The press release, however, did defend Texas’s use of concertina wire, also known as razor wire, a method Wingate highlighted in his email.
“Texas is deploying every tool and strategy to deter and repel illegal crossings between ports of entry,” the governor’s statement read. “The absence of these tools and strategies — including concertina wire that snags clothing — encourages migrants to make potentially life-threatening and illegal crossings.”
Wingate, however, described the concertina wire as causing significant injury. A 19-year-old woman, he said, was stuck in the wire on June 30, doubled over and “in obvious pain”.
“We cut her out of the wire and medically assessed her. She was pregnant and was having a miscarriage,” he wrote.
On the same day, Wingate said the concertina wire forced a 15-year-old child to walk through the river, “where it is unsafe to travel”. The teen ultimately broke his leg.
Another child, this one only four years old, was allegedly “pressed back” after attempting to cross the wire on June 30. She ultimately passed out “due to exhaustion” as afternoon temperatures soared.
Wingate called for the wire barrier “to be manned and patrolled constantly” to avoid further injury.
“The wire on the shore needs to be lighted at night so people can see the wire and not stumble into it as a trap,” he added.
Wingate was also critical of orders he had received, instructing him and others to “push the people back into the water” of the Rio Grande “to go to Mexico”.
Faced with “several small children and babies who were nursing”, Wingate said he feared “the very real potential of exhausted people drowning”.
After expressing this concern to his commanding officer, he and the other members of his patrol were permitted to leave, and border patrol agents arrived to process the migrants and asylum seekers.

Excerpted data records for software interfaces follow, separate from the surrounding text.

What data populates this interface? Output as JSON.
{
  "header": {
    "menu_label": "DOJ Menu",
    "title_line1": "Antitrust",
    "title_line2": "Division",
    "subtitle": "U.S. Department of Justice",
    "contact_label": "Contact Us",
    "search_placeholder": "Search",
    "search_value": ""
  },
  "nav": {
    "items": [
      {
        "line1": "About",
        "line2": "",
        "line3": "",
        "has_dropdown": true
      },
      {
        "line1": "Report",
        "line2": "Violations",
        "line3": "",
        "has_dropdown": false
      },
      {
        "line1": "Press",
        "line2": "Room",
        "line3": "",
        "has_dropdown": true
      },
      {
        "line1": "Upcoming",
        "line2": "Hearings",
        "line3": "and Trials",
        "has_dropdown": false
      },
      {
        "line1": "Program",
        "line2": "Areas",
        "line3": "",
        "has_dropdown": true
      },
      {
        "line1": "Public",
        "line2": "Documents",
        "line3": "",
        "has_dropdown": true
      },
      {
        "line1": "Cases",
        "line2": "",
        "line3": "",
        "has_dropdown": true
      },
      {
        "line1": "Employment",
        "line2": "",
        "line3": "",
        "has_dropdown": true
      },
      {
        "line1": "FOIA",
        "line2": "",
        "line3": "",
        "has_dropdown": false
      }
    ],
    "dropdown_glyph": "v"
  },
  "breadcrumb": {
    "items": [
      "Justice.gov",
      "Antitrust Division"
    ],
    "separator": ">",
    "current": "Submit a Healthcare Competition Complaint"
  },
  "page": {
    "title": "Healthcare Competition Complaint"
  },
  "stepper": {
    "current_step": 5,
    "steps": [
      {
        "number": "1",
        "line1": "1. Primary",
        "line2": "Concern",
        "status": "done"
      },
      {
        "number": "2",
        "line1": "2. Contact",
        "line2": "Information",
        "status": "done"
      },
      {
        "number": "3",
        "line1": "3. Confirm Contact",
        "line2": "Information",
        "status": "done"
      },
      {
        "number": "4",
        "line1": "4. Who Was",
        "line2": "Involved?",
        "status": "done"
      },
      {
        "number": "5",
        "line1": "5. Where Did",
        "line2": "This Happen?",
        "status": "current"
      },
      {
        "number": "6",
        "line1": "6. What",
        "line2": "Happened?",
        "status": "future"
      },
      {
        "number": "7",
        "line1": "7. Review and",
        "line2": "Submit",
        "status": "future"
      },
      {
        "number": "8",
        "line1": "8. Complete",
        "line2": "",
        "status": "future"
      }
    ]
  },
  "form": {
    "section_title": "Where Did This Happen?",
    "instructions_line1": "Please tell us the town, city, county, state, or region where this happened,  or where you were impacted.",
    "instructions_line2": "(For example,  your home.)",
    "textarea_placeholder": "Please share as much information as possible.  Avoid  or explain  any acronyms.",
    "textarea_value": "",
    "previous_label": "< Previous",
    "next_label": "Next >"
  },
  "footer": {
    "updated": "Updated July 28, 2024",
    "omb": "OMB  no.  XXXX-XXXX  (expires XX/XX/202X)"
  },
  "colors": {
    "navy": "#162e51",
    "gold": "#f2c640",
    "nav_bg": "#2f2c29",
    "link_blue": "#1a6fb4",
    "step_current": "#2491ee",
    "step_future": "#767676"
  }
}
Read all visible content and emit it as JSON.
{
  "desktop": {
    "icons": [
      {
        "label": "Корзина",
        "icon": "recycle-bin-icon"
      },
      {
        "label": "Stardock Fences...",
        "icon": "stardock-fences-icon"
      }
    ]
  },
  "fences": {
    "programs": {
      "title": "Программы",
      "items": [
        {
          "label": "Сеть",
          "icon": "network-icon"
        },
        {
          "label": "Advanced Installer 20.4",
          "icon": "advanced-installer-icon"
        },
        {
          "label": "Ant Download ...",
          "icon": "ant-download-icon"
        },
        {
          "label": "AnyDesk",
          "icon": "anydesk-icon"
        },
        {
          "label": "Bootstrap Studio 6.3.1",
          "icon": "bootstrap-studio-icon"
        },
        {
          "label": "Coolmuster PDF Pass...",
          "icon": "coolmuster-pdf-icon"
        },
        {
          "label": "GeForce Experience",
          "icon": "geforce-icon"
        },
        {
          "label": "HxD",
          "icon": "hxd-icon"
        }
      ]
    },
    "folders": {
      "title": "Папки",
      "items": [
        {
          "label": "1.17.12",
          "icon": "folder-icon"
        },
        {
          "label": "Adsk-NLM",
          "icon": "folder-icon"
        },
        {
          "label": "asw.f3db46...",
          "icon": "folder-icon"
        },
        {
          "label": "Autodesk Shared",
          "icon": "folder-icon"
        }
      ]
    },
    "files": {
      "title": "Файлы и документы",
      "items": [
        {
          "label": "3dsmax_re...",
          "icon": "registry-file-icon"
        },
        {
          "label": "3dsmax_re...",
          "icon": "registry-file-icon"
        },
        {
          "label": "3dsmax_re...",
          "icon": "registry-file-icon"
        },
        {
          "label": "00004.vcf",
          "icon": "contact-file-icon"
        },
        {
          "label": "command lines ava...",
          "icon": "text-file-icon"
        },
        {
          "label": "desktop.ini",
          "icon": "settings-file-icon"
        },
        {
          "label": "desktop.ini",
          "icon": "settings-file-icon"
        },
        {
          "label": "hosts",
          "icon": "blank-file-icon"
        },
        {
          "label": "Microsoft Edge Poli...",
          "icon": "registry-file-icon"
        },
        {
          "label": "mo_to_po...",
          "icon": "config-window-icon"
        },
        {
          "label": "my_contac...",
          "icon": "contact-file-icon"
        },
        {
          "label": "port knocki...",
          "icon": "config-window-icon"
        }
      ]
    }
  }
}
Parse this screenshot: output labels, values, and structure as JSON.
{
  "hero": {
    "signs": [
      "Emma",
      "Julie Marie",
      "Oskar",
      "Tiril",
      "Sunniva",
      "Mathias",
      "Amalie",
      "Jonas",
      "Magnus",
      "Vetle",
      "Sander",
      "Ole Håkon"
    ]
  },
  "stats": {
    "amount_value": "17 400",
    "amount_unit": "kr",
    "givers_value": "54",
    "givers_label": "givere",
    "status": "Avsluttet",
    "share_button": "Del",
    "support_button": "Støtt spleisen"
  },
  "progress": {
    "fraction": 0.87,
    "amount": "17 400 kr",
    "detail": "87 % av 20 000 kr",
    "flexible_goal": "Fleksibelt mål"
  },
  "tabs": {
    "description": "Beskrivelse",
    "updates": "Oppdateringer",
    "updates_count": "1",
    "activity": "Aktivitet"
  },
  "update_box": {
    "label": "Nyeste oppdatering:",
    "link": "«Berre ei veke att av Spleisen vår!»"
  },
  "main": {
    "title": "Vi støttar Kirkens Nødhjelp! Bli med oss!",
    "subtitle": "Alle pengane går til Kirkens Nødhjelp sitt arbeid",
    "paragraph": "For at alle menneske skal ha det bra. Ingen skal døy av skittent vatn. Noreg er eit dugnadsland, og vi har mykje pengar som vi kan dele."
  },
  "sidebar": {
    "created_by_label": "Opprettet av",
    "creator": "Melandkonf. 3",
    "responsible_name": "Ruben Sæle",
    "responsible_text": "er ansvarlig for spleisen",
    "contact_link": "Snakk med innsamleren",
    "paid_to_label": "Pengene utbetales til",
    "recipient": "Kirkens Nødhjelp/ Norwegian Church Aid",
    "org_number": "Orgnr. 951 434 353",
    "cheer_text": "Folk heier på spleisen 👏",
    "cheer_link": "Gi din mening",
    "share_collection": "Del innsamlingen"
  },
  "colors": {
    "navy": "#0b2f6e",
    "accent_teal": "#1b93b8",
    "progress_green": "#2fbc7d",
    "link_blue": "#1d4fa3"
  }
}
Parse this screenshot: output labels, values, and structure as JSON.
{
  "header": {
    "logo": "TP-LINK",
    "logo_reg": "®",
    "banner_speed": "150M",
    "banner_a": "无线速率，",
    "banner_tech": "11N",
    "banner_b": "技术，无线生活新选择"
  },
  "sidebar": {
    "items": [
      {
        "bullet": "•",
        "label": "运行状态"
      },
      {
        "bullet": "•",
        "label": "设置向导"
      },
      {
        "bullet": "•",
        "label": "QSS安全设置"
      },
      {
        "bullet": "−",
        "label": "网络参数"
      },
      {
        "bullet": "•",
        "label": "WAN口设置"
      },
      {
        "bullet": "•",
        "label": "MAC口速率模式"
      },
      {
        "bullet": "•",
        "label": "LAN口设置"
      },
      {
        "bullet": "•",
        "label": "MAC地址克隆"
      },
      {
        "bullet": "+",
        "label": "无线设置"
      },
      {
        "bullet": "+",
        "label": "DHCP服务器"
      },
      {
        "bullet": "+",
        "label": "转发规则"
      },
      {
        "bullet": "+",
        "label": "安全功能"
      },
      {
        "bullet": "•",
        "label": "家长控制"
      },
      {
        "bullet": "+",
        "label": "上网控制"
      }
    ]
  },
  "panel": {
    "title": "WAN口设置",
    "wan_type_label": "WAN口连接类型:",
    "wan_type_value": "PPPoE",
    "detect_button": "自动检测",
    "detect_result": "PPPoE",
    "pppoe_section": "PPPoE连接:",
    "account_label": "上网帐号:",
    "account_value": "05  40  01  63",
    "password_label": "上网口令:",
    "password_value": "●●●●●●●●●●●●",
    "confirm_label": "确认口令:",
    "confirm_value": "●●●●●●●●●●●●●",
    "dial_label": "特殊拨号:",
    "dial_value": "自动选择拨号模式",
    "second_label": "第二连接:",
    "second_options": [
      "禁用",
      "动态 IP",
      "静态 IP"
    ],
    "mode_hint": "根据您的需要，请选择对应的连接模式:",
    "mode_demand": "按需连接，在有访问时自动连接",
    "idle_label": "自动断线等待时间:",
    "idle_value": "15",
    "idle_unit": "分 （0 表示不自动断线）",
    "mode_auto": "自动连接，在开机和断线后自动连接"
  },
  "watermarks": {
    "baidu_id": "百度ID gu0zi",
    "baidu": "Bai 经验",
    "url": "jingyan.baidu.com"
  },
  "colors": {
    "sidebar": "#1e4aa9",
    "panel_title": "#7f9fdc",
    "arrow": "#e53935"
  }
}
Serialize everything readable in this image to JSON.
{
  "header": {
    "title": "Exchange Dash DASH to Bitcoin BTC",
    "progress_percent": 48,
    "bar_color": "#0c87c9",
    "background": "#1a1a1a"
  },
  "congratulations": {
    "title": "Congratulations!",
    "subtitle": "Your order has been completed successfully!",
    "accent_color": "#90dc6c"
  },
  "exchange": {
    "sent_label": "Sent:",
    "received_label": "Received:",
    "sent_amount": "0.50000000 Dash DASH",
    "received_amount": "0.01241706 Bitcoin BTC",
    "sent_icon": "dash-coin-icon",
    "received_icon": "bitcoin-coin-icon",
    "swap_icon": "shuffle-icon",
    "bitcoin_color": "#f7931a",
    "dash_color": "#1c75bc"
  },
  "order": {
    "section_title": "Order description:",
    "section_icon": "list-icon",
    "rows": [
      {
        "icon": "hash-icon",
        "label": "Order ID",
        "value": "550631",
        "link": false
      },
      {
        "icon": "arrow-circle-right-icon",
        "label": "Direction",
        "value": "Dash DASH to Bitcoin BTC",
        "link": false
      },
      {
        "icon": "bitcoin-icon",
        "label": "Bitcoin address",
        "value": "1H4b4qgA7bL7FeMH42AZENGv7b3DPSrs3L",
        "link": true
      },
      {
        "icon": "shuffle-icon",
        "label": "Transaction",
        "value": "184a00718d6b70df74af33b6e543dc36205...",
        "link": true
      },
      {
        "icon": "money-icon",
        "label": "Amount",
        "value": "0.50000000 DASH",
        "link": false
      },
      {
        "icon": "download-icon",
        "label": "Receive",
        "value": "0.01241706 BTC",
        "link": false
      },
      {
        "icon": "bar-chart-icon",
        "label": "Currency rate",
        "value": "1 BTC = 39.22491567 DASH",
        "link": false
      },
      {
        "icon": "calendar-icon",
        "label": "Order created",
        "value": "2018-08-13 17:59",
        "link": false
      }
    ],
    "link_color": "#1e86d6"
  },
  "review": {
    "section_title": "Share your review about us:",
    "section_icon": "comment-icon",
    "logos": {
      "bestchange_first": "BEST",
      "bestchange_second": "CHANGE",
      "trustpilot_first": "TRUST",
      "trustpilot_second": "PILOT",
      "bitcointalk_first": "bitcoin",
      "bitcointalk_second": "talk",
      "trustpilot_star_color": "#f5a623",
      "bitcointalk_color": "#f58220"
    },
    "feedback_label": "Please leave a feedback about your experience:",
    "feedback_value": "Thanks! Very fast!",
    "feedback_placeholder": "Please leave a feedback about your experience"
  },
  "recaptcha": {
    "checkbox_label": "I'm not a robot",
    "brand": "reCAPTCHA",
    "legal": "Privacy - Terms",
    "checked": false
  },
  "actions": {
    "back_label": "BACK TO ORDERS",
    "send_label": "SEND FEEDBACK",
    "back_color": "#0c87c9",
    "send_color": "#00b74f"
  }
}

Texas has been amping up its border protections in recent years, recently installing a floating barrier in the middle of the Rio Grande to deter crossings near the city of Eagle Pass.
Governor Abbott has also appealed to other states to deploy National Guard troops and other law enforcement personnel to the border, in an effort to crack down on irregular immigration. Approximately 14 Republican-led states have answered the call.
But Abbott’s border policies have attracted criticism for being heavy-handed, if not life-threatening. The Mexican government has also denounced the floating barrier as potentially violating border treaties between the two countries.
Wingate, in his email, noted measures that force migrants and asylum seekers to return to Mexico could even contribute to crime along the border.
“Forcing refugees to cross back,” he wrote, “is putting them back in the hands of the Cartels where they are assaulted robbed and raped”.